CANCER DIAGNOSIS AND TREATMENT
State-owned nuclear medicine maker reopens after crippling shutdown
Up until the safety scare, NTP had generated an annual turnover of R1.3bn
One of SA’s profitable state-owned enterprises (SOE), nuclear medicine producer NTP Radioisotopes, has been reopened after a year-long shutdown that nearly brought the previously unblemished company to its knees.
NTP’s products are vital for the diagnosis and treatment of various cancers, and the shortage threatened global supply.
Its parent company, the Nuclear Energy Corporation of SA (Necsa), has said that it supplied almost 28% of the world’s medical isotopes used in diagnosis and treatment.
Up until the safety scare, NTP had generated an annual turnover of R1.3bn.
Necsa said the shutdown of its subsidiary had been caused by “minor safety issues” and “signatures not being done properly”, an explanation that was rejected by the national nuclear regulator and NTP.
Necsa did not respond to questions whether its “strategic partnership” deal with Rosatom Healthcare, the healthcare division of its Russian counterpart, for the possible production of nuclear medicine being manufactured by NTP, had played any part in its response to the shutdown.
The company’s troubles started when the national nuclear regulator shut its plants in November 2017, after concern was expressed over the calibration of a gauge used to detect the presence of hydrogen in the air.
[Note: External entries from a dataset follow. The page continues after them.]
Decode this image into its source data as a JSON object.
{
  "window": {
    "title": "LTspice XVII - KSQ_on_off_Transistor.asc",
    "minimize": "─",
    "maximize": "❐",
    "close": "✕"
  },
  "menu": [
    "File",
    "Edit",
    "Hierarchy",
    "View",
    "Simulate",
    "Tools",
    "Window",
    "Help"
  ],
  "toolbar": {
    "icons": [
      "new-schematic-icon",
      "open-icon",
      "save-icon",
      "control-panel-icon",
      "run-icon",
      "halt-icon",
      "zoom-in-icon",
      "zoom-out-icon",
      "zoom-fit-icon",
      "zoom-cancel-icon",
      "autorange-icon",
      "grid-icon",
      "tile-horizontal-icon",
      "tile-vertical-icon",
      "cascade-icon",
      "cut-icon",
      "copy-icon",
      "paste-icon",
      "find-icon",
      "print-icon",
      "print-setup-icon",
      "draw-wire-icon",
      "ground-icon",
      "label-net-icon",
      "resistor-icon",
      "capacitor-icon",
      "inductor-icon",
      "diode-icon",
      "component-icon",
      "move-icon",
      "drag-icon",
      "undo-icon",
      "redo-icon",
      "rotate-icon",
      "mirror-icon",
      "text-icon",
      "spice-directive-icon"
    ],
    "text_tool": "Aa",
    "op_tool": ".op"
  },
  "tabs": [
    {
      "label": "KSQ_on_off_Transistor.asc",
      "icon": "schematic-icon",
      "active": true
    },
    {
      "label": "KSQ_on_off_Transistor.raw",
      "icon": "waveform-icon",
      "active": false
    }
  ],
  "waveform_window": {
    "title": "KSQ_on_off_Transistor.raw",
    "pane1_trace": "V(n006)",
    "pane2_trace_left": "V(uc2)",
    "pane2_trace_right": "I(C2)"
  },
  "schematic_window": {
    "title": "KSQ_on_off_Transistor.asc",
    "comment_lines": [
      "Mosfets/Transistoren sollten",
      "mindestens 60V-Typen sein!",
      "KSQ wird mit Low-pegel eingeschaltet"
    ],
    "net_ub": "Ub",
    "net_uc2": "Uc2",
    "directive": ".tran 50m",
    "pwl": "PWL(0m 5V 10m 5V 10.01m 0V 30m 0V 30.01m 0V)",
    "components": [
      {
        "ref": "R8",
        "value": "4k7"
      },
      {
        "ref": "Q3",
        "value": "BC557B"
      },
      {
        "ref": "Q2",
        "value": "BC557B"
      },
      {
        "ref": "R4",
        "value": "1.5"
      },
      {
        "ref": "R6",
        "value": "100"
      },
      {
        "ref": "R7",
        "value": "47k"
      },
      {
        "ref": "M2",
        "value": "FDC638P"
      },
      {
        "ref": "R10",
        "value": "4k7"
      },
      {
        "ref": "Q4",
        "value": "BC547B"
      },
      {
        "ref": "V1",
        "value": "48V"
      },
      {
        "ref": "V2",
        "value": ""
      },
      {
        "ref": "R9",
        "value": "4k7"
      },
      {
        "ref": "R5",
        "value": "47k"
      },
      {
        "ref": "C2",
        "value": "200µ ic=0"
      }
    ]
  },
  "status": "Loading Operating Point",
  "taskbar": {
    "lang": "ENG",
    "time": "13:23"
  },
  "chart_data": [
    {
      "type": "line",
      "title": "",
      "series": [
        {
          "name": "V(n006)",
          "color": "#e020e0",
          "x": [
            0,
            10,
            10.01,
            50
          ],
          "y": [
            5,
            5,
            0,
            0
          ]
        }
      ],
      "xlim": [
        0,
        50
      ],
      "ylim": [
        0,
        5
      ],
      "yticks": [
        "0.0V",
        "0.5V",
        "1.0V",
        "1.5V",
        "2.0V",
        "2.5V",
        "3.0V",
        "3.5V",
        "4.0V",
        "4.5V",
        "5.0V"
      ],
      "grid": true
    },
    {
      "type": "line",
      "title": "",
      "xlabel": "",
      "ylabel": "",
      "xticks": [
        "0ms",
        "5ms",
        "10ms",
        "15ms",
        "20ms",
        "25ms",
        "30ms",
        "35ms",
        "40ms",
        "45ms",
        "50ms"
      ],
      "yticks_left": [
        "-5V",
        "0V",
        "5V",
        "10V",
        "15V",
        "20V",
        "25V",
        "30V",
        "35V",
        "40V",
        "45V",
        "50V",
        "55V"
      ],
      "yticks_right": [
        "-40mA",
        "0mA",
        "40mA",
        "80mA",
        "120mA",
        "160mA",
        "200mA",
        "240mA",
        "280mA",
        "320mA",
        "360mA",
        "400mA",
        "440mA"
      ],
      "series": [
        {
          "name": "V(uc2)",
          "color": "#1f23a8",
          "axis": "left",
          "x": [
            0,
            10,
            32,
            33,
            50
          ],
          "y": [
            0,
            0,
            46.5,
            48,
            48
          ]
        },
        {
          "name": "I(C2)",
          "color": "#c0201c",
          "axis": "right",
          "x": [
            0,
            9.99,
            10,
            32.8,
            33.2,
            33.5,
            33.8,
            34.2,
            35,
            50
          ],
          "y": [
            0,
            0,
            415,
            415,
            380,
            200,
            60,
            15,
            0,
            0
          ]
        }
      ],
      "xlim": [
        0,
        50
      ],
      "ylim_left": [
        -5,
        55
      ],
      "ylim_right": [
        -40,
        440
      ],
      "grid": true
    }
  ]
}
Safety checks revealed other concerns, including that some of the gas used for the calibration had expired.
Sumeshan Govender, head of engineering and projects at NTP, said subsequent investigations revealed there was “nothing wrong” with the plant itself and concerns were more about instilling a “safety culture” among personnel.
“There was never any significant danger to the plant or to people. The issues that needed to be resolved to reopen the plant were not insurmountable.”
Necsa then resolved to place four key staff members on special leave. They have since returned. When asked why it had placed the executives on special leave, the company said it did “from time to time, undertake internal procedures that are meant to hold its personnel to account. The details pertaining to these procedures are kept confidential as they are meant to improve rather than break the employer-employee relations.”
MD Tina Eboka and her colleagues returned to work in July, just weeks before Kelvin Kemm, Necsa’s chairperson, announced the partnership with Rosatom Healthcare.
NTP was not a signatory.
In July Necsa said the agreement was not a purchase order, and did not contain any rights or obligations for either party. But Kemm was reported as saying the company would partner with Rosatom in the construction of “two innovative solution reactors” at Pelindaba — valued at R500m.
Months after that deal was concluded, and apparently concerned about the effect of the continued NTP shutdown on global and local cancer medication supplies, energy minister Jeff Radebe assumed direct oversight of NTP’s board through his deputy minister Thembisile Majola.
According to Govender, the NTP team appointed to take over from Necsa’s officials in July had found certain changes introduced by them had led to greater risks within the plant environment, which needed to be reversed.